The Waynesboro Police Department says it is doing everything it can to help find a captain missing since Friday.
Investigators are still actively searching for Waynesboro Police reserve Captain Kevin Quick.
Quick's credit card and phone have not been used since the day he went missing, Waynesboro Police confirmed Tuesday. They have not yet been able to locate the phone.
People living in Waynesboro are doing what they can, and that includes raising money for a reward. $10,000 has been raised so far, and more money is still coming in.
"The mood is very tense," said Waynesboro Police Sgt. Brian Edwards. These officers are not the only ones suffering. "Now that Kevin has gone missing, it's left the family in a state of disarray, and they're doing their best at this point."
Serving in law enforcement ran in Captain Quick's family. His father was a colonel but died last year. Now, his mother is dealing with two incidents that have taken a great toll on the family.
His fellow officers say they can't sit around. Many of them are helping State Police around Central Virginia.
"They want to go, they want to be a part of this investigation," said Sgt. Edwards.
That investigation now extends to Louisa, where Quick's SUV was found. Investigators say it was found on Cedar Hill Road, and ask anyone who may have noticed any strange cars in the area this weekend to call them with information.
State Police say the silver Toyota 4Runner was also seen in Fork Union and Manassas. His mother was the last person to see him in Afton.
"When a small community is affected by something like this, we rally together," said Sgt. Edwards.
The rallying point starts with Rodney Soulsby, who owns the New Age Auto shop in Waynesboro. He donated $5,000 to go towards the reward fund in hopes somebody will come forward with information that could help investigators.
"I would like Kevin's family, and especially his mother, to know that we're going to do everything we can to assist from a civilian standpoint," he said.
State Police are releasing a photo of a man who they believe knows something about the captain's disappearance.
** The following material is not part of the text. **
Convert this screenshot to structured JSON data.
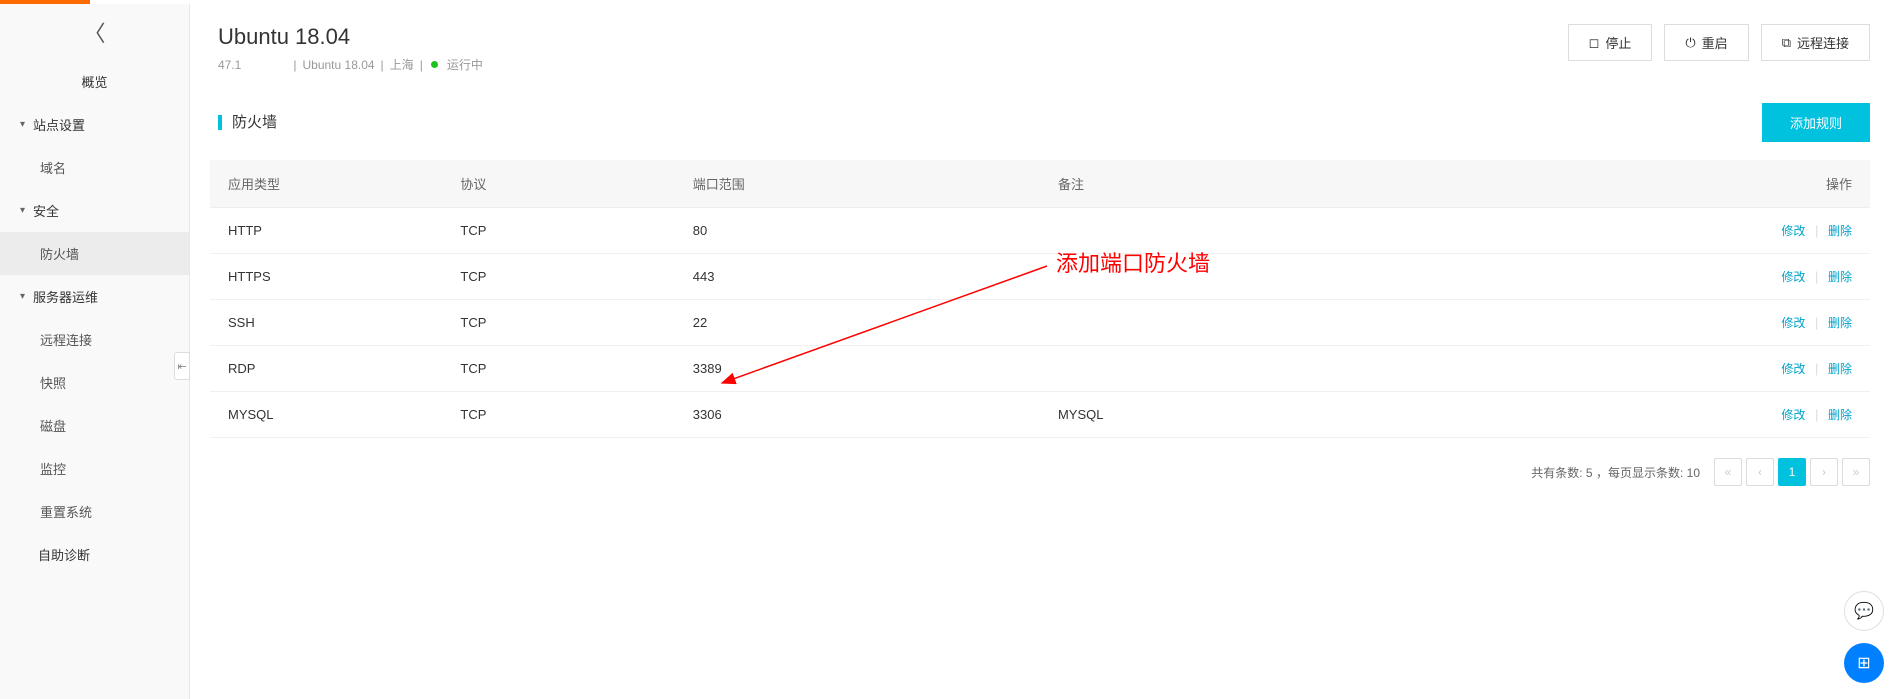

Waynesboro officers wanted to send this message to him.
"It's not too late to end this peacefully, end this positively, bring some peace back to this family," said Sgt. Edwards.
Waynesboro Police say there were no stickers or emblems on Quick's car that would indicate he is an officer. He was not in uniform when he disappeared.